#include <stdio.h>

 

int a();

int b();

int c();

 

int a()

{

  b();

  c();

  return 0;

}

 

int b()

{ return 0; }

 

int c()

{ return 0; }

 

int main()

{

  a();

  return 0;

}

By taking the stack area only, the following is what happen when the above program is run.  At the end there should be equilibrium.

 

Stack: Stack frame and function call, construction and destruction

Figure 3: Stack frame and function call.

 

By referring the previous program example and Figure 3, when a program begins execution in the function main(), stack frame is created, space is allocated on the stack for all variables declared within main().  Then, when main() calls a function, a(), new stack frame is created for the variables in a() at the top of the main() stack.  Any parameters passed by main() to a() are stored on the stack.  If a() were to call any additional functions such as b() and c(), new stack frames would be allocated at the new top of the stack.  Notice that the order of the execution happened in the sequence.  When c(), b() and a() return, storage for their local variables are de-allocated, the stack frames are destroyed and the top of the stack returns to the previous condition.  The order of the execution is in the reverse.  As can be seen, the memory allocated in the stack area is used and reused during program execution.  It should be clear that memory allocated in this area will contain garbage values left over from previous usage.

 

 

Further reading and digging:

 

  1. Visual studio/C++ .Net.

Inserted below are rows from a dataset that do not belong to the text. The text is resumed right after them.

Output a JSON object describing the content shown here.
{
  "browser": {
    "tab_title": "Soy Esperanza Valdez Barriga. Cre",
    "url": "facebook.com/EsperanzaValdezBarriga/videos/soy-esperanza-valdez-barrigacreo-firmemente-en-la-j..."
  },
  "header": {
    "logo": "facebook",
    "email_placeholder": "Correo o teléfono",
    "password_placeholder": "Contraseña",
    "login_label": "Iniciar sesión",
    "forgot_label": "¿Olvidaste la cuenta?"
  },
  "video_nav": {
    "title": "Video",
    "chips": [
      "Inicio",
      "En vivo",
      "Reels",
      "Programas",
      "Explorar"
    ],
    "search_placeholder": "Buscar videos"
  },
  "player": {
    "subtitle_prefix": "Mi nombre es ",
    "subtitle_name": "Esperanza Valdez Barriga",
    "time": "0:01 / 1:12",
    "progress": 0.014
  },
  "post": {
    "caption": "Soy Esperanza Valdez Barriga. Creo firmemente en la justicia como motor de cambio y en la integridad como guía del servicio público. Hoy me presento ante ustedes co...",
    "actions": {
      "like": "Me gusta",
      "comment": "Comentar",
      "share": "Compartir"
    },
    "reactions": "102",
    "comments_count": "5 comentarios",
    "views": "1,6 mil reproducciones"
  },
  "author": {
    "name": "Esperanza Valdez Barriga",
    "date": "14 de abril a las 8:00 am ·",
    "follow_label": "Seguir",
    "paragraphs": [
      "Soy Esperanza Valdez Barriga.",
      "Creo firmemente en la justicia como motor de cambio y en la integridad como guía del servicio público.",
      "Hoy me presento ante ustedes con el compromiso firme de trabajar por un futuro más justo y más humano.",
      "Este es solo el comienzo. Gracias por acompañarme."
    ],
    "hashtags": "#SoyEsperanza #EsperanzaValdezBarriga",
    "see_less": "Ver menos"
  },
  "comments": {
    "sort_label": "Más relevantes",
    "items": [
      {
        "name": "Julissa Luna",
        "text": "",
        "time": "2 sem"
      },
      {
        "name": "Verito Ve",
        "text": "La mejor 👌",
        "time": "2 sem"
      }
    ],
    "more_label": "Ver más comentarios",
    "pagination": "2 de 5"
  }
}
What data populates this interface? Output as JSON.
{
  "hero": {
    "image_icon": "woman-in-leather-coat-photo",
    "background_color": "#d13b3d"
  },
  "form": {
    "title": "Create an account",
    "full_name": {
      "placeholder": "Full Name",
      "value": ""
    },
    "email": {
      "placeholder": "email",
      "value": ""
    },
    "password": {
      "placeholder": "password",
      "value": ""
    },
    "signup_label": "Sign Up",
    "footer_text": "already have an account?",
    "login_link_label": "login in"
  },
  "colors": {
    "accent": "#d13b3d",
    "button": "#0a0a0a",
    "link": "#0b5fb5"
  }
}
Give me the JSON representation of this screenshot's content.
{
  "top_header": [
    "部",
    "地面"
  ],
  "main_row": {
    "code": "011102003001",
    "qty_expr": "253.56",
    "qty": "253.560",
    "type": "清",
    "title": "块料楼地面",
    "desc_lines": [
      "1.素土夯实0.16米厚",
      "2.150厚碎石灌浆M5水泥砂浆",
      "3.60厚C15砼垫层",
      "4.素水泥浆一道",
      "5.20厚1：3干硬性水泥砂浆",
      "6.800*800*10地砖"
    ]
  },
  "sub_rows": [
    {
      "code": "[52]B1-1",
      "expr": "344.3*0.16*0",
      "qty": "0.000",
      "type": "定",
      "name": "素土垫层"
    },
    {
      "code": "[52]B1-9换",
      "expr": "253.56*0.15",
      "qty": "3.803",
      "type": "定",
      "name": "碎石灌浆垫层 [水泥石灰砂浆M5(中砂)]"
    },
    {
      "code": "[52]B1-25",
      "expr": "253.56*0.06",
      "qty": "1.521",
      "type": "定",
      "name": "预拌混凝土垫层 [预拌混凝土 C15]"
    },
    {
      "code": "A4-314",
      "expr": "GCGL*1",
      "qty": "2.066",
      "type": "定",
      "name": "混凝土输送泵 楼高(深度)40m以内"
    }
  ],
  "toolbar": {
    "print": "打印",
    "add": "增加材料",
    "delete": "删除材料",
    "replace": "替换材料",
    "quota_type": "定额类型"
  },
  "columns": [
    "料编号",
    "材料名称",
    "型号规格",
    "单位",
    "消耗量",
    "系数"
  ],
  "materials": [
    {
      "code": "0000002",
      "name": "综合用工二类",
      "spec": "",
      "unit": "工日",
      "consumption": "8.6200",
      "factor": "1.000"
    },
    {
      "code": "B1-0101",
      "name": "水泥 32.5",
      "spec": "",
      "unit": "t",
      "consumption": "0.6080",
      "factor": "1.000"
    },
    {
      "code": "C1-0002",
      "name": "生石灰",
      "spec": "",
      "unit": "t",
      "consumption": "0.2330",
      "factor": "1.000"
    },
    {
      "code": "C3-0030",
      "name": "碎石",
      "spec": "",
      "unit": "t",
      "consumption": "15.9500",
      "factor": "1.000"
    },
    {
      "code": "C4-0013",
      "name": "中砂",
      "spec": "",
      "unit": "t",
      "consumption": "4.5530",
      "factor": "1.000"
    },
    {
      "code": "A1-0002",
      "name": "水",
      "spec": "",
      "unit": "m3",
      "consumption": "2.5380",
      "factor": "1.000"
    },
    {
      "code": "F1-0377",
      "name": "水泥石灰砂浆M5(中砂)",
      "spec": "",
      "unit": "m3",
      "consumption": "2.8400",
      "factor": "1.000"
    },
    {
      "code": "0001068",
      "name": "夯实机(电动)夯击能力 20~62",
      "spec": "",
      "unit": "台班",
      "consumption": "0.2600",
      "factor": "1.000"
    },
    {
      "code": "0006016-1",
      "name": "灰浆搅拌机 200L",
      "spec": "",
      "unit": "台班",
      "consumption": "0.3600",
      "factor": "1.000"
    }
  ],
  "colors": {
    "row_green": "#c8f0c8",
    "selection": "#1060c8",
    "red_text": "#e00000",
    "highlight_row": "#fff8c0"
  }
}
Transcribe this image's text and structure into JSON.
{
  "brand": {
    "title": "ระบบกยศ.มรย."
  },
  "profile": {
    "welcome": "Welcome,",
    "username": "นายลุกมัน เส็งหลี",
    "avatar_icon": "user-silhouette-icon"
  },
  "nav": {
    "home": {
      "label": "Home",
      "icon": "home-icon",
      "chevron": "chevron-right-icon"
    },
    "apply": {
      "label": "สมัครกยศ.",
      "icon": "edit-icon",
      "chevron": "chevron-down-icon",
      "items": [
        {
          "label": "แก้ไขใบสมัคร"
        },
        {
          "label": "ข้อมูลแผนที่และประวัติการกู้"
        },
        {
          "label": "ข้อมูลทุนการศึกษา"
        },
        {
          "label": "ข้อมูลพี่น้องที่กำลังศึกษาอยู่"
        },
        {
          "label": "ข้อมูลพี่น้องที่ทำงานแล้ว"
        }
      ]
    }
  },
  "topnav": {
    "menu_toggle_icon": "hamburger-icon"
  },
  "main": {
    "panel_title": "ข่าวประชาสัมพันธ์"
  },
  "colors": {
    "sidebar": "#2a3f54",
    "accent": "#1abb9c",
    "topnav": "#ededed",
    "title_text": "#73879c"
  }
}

  2. gcc.

  3. gdb.

  4. Assembly language tutorial using NASM (Netwide).

  5. The High Level Assembly (HLA) language.

  6. IA-32 and IA-64 Intel® Architecture Software Developer's Manuals/documentation and downloads.

  7. Another Intel microprocessor resources and download.

  8. Linux based assembly language resources.

 

 

 

 

 

 


 

| C & C++ Programming | < Compiler, Assembler, Linker & Loader | BOF Main Page | C Function Call & Stack Operation > | Buffer Overflow Revisited |